Every line below that contains "heart" is to be copied.

───── Input material ─────

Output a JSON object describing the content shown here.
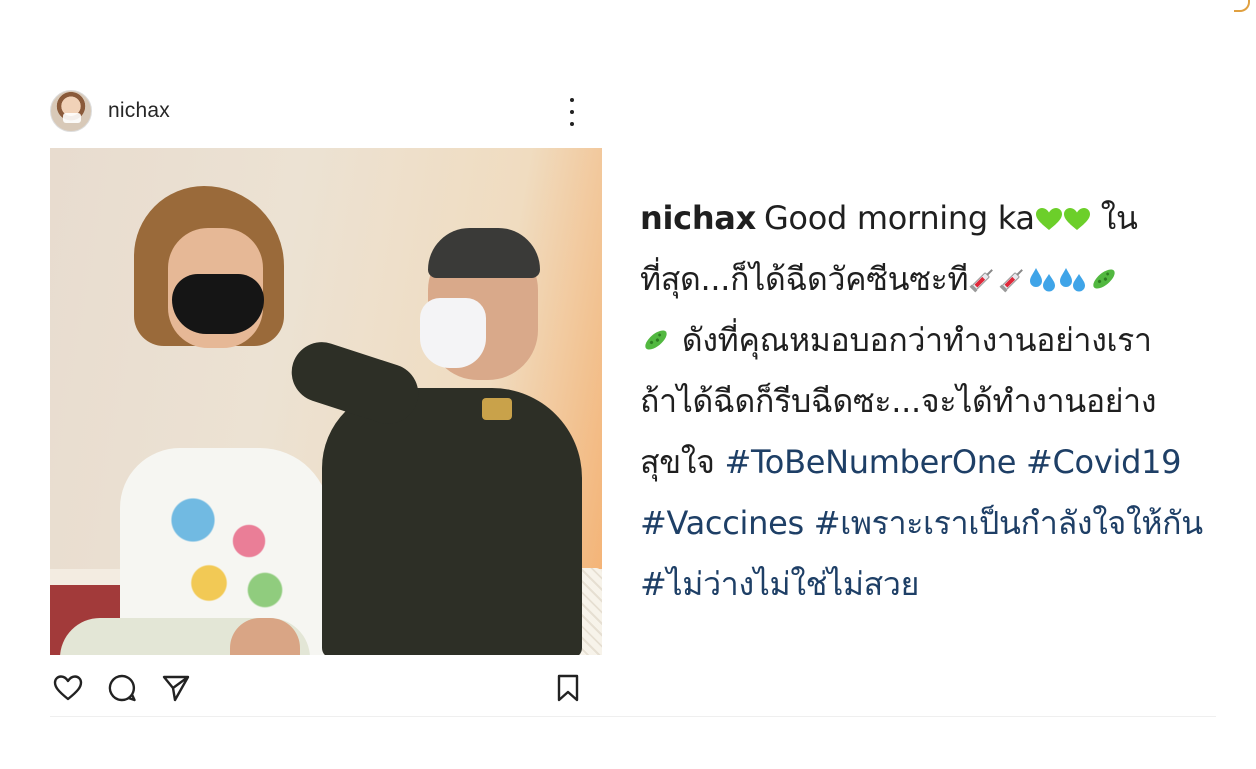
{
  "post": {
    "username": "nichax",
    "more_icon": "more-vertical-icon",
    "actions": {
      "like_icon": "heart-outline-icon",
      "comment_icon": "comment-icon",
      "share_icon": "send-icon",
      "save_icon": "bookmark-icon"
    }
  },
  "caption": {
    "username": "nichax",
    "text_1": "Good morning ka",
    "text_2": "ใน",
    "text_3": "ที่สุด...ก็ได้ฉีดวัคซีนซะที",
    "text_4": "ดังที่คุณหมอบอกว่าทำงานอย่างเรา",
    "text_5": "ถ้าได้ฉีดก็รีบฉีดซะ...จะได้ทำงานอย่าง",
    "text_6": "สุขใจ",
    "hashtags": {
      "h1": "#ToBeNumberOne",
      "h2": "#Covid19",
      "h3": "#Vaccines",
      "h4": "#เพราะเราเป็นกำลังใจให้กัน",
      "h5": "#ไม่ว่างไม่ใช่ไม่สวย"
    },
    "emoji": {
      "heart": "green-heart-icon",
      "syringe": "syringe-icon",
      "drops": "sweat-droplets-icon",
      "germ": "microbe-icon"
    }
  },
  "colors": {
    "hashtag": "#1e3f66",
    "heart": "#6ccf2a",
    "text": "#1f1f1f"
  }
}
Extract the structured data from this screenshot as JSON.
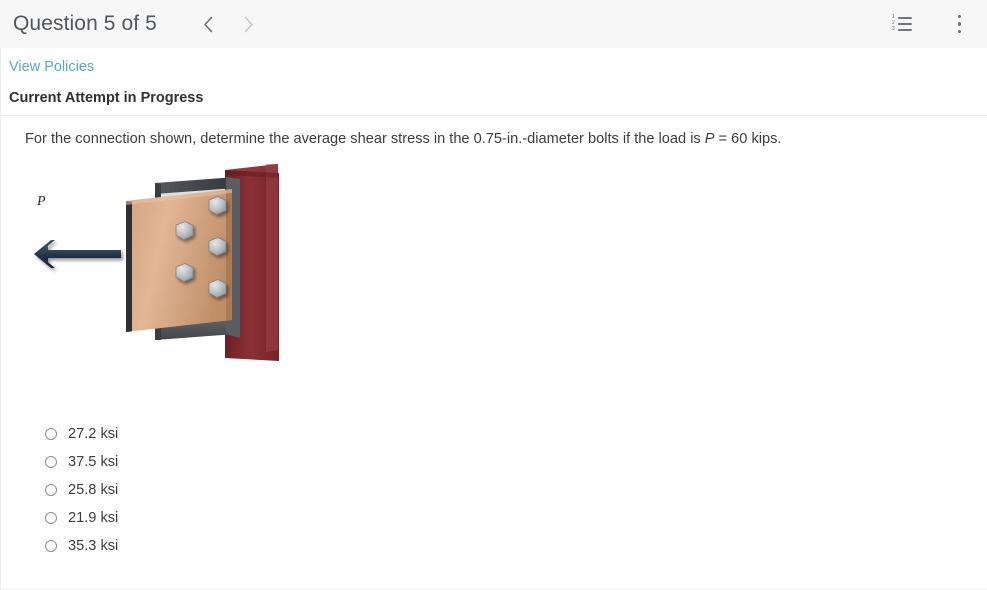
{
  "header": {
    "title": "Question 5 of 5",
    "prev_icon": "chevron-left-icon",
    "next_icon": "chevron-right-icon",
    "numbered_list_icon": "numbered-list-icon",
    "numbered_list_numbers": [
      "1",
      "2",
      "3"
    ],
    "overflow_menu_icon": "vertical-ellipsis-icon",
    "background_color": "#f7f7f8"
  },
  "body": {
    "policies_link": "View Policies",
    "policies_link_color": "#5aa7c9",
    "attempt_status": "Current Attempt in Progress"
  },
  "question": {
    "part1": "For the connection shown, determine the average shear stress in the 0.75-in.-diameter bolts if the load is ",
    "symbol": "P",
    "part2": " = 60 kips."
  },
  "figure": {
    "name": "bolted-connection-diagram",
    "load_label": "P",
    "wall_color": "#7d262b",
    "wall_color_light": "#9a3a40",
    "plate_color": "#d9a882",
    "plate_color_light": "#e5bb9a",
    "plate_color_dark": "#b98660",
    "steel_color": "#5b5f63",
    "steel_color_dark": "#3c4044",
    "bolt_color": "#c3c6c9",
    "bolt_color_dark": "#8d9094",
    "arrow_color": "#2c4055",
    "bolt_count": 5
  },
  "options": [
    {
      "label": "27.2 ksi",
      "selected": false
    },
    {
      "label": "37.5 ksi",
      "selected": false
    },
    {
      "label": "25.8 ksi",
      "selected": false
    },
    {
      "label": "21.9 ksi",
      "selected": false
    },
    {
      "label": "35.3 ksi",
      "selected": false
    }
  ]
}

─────

• Written response:
      "like_icon": "heart-outline-icon",
      "heart": "green-heart-icon",
    "heart": "#6ccf2a",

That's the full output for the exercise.